The U.S Department of Labor has recently announced that the final rules regarding the changes to the FLSA White Collar Exemption Regulations will be published in July 2016. It has also indicated that the regulations will be effective 60 days after their publication. This means the changes will become effective no later than September 2016.

The DOL proposed regulations will significantly increase the salary basis test for most FLSA exemptions. The proposed change would make several million more employees eligible for overtime payments, which could have a significant impact on an employer’s bottom line. An increase in the salary basis test for most FLSA exemptions will mean employers will need to carefully evaluate their currently exempt employees to determine which, if any, will be impacted by the new regulations.

Aside from figuring out how to reclassify employees while protecting your bottom line, you’ll also want to consider a number of policies and procedures that apply to non-exempt employees, and whether they should be updated or added to your employee handbook or other operating manual.  Let’s take a look at a few of these key policies, keeping in mind the Golden Rule of wage and hour: non-exempt employees must be paid for all time they are “suffered or permitted” to work. This doesn’t just mean time in the office, but all time, whether approved by the employer or not.


Timekeeping: If you don’t have some kind of timekeeping policy in writing, now is definitely the time to create one.

Off-the-Clock Work: Make sure employees know that they generally should not be working off-the-clock, but if they are (hopefully with permission) that time should be recorded.

Bring Your Own Device (Use of Personal Devices): We recommend a policy that addresses use of employees’ personal devices such as phones, tablets, and laptops.

Meal Periods and Break Periods:
 Many states requires meal and/or break periods for non-exempt employees. Check your state requirements and make sure you’re offering and enforcing these rest periods. Sometimes these breaks can be waived by the employee if they choose to do so and if they sign a written waiver, but check your state laws before offering this option, as it may not be allowed. If an audit revealed that employees were skipping lunch and you had no evidence that it was their choice, you could find yourself in hot water with the Department of Labor.

Overtime: Now would be the time to ensure that you’re familiar with your state and local overtime laws. Although most employers will only be subject to the federal requirement to pay time and a half for hours worked over 40 in a week, Alaska, California, Colorado, Florida, and Nevada all have daily overtime, and Massachusetts and Rhode Island require some employers to pay a premium for work on Sundays.
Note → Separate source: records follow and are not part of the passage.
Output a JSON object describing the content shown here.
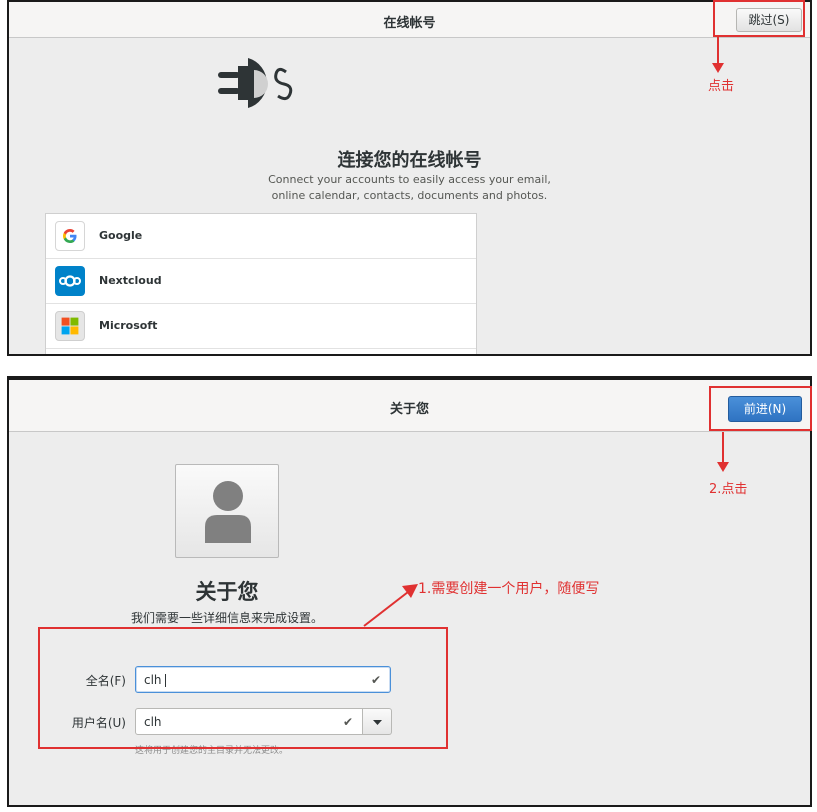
{
  "online_accounts": {
    "header_title": "在线帐号",
    "skip_button": "跳过(S)",
    "heading": "连接您的在线帐号",
    "description_line1": "Connect your accounts to easily access your email,",
    "description_line2": "online calendar, contacts, documents and photos.",
    "providers": [
      {
        "label": "Google",
        "icon": "google-icon"
      },
      {
        "label": "Nextcloud",
        "icon": "nextcloud-icon"
      },
      {
        "label": "Microsoft",
        "icon": "microsoft-icon"
      }
    ],
    "annotation": "点击"
  },
  "about_you": {
    "header_title": "关于您",
    "next_button": "前进(N)",
    "avatar_icon": "user-avatar-icon",
    "heading": "关于您",
    "subheading": "我们需要一些详细信息来完成设置。",
    "full_name_label": "全名(F)",
    "full_name_value": "clh",
    "username_label": "用户名(U)",
    "username_value": "clh",
    "hint": "这将用于创建您的主目录并无法更改。",
    "annotation_next": "2.点击",
    "annotation_form": "1.需要创建一个用户，随便写"
  },
  "colors": {
    "annotation_red": "#e03131",
    "accent_blue": "#3478c6"
  }
}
Whatever your state requires, make sure your managers are aware of the rules and that you’re prepared to comply.


There may be more policies specific to your business or industry that require attention in light of the upcoming changes, but these should provide a good starting point. How to communicate, or re-communicate, these policies is up to you.  For more information about updating policies, communicating changes, and generally dealing with the non-financial impacts of this change, contact our team at info@coastalpayroll.com to see how CoastalHR can help you manage the masses.